No further negotiations were immediately planned. The shutdown may lead to further confrontation on how to raise the U.S. debt limit before an Oct. 17 deadline to avert a default.
Germany’s 10-year bund yield climbed three basis points to 1.81 percent after dropping to 1.74 percent yesterday, the lowest level since Aug. 13.
The rate on similar-maturity Portuguese debt declined 14 basis points to 6.54 percent after reaching 6.51 percent, the least since Aug. 28.
Berlusconi withdrew his support for Italy’s five-month-old administration on Sept. 28 and five ministers from his People of Liberty party quit the Cabinet. Letta defied Berlusconi’s attempts to force early elections and said he’ll request a confidence vote for tomorrow to save his government.
The yield on Italy’s 10-year bond maturing in March 2024 slid six basis points to 4.52 percent.
Volatility on German bonds was the highest in euro-area markets today, followed by those of Ireland and and Finland, according to measures of 10-year debt, the yield spread between two- and 10-year securities, and credit-default swaps.
Ireland’s bonds rose as the National Treasury Management Agency said in statement on its website that the nation had deferred a decision on selling debt until early 2014.
The yield on Ireland’s 3.9 percent security due March 2023 slid six basis points to 3.82 percent.
Spain’s bonds rose 9.2 percent this year through yesterday, according to Bloomberg World Bond Indexes.
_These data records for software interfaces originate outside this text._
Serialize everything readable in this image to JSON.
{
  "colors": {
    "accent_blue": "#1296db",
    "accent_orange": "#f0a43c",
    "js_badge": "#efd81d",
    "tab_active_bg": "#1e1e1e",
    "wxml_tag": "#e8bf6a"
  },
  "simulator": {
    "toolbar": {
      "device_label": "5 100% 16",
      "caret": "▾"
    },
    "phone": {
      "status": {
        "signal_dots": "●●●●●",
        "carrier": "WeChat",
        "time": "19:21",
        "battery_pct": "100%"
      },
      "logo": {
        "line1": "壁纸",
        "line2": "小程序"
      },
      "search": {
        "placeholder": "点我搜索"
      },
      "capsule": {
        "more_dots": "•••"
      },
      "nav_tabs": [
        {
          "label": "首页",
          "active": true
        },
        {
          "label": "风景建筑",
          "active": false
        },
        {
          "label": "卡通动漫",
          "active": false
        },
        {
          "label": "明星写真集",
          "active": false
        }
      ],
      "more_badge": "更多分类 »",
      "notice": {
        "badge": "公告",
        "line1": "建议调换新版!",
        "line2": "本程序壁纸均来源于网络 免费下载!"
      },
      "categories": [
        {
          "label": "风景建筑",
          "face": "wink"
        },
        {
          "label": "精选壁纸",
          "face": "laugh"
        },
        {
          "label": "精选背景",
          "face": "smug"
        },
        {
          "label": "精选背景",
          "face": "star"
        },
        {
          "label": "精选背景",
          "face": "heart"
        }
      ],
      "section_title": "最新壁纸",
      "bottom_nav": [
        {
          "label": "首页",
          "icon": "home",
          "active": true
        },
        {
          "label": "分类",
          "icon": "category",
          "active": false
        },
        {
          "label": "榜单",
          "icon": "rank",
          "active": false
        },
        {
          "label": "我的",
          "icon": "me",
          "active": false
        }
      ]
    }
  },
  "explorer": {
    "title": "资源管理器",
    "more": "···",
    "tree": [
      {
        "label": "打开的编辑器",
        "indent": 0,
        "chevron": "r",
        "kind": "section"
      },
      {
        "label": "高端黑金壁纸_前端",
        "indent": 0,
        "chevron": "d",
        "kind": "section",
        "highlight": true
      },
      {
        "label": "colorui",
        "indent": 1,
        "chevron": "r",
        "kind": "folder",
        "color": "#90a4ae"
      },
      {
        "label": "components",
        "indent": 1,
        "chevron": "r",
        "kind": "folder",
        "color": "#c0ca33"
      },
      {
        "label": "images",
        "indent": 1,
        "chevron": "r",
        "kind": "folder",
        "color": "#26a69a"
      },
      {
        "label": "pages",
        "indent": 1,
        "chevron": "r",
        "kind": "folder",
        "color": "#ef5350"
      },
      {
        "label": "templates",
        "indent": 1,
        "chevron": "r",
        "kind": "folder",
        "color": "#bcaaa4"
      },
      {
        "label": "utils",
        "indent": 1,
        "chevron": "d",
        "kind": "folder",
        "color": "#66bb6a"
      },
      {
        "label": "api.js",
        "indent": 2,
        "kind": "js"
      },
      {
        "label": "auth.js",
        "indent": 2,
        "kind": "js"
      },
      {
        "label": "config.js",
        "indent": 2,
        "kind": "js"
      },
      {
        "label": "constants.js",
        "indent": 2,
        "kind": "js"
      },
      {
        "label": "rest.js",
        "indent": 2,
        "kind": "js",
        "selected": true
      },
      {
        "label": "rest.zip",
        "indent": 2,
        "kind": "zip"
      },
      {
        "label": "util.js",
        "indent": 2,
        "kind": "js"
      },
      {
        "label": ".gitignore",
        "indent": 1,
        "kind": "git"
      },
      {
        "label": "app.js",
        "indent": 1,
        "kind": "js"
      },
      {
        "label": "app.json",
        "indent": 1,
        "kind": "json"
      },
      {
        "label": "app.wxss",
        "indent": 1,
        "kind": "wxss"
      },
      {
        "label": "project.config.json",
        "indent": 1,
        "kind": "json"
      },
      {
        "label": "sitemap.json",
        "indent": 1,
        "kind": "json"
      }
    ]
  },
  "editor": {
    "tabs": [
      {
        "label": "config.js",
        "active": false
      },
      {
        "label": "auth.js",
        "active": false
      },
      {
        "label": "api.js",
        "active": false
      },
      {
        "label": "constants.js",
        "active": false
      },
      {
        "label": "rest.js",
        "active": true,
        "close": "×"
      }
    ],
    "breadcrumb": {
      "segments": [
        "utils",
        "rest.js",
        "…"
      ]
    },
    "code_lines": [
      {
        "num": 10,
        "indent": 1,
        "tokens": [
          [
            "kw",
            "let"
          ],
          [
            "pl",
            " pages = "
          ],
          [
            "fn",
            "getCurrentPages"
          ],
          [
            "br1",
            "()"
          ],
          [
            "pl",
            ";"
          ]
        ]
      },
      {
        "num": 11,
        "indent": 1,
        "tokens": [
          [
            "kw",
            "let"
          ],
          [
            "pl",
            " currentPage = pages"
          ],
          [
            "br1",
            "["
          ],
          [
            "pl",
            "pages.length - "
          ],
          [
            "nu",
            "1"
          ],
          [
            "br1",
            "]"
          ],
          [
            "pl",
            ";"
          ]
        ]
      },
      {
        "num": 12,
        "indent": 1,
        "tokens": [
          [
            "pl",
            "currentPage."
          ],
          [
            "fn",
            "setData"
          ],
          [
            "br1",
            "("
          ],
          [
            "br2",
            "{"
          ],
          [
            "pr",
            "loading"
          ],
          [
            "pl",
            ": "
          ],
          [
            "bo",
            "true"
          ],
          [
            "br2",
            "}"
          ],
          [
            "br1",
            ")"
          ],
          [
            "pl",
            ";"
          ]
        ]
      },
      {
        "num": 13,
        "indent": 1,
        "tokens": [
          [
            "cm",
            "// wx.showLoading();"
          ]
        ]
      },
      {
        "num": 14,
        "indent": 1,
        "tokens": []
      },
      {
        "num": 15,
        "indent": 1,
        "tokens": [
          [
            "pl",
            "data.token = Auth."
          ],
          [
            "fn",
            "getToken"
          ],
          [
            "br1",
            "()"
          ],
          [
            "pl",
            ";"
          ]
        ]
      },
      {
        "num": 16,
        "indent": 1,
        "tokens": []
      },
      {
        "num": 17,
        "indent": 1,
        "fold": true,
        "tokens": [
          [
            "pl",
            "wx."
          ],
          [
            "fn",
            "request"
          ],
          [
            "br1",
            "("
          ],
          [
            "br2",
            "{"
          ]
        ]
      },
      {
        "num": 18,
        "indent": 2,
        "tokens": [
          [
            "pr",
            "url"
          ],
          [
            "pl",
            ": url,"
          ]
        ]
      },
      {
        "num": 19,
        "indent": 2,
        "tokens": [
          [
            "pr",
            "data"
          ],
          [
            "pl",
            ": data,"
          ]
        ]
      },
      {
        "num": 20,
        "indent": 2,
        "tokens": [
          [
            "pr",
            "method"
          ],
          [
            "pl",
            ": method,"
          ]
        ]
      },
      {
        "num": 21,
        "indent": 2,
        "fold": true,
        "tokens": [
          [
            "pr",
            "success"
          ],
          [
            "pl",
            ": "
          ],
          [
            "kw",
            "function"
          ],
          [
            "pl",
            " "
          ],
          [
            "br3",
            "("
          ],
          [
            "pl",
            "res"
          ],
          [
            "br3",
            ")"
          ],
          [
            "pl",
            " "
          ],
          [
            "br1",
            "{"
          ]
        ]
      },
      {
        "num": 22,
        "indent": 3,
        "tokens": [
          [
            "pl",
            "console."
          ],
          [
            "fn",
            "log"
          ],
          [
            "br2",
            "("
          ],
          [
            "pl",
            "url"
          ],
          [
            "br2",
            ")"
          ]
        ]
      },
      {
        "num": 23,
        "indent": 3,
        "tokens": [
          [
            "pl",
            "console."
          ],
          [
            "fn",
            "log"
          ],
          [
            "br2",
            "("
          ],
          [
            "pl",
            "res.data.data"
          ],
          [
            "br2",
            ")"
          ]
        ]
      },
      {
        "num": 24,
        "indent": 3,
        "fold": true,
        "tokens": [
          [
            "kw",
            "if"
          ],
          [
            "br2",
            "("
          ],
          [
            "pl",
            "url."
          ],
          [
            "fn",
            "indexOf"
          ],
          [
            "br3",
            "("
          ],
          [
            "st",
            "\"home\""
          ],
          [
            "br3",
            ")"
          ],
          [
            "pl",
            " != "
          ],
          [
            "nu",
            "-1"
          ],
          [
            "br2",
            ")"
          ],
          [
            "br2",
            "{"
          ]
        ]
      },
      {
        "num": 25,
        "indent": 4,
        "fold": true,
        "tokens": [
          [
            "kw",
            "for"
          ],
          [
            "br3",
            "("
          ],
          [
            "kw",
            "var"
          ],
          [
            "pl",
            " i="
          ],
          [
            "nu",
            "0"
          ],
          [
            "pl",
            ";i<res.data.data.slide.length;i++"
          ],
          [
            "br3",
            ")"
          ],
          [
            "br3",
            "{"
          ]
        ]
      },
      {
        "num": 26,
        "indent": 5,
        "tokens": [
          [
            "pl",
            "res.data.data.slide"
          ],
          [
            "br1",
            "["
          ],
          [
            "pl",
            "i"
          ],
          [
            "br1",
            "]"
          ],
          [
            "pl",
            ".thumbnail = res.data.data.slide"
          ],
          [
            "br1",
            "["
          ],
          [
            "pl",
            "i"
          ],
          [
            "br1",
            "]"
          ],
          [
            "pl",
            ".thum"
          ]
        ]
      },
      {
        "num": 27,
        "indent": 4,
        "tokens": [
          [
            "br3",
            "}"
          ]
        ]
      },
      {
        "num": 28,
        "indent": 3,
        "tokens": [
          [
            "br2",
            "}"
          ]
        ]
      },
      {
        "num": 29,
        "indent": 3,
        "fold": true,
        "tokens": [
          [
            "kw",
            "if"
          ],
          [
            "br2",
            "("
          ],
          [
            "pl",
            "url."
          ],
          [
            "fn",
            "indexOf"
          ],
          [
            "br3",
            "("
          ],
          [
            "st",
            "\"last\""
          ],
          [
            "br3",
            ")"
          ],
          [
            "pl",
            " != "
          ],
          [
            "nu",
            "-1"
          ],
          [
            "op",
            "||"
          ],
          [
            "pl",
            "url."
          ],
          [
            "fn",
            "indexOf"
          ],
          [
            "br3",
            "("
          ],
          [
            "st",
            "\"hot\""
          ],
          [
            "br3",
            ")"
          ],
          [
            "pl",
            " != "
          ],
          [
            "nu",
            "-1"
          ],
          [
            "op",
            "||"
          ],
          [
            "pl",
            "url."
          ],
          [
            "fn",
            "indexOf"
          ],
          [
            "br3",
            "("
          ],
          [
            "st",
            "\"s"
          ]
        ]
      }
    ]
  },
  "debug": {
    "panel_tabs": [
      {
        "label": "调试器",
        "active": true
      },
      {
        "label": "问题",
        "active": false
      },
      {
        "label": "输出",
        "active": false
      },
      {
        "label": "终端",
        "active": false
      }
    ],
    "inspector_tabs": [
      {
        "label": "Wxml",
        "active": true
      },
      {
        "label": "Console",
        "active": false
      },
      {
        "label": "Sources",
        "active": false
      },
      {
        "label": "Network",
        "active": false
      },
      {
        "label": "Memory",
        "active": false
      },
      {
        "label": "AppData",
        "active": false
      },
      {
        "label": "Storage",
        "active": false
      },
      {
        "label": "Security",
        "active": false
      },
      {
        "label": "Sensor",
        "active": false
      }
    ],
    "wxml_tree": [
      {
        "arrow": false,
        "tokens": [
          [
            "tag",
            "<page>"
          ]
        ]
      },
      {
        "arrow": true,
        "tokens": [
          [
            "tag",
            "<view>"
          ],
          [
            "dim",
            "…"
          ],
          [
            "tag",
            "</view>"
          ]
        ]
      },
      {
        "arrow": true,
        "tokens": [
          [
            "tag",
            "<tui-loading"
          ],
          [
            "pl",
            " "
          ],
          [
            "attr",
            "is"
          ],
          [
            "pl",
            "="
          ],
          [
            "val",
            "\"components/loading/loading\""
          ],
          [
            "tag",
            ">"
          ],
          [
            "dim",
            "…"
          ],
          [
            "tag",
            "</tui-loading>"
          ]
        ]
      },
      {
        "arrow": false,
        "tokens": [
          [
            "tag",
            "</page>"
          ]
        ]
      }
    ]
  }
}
Italian securities returned 3.7 percent and German debt lost 1.4 percent.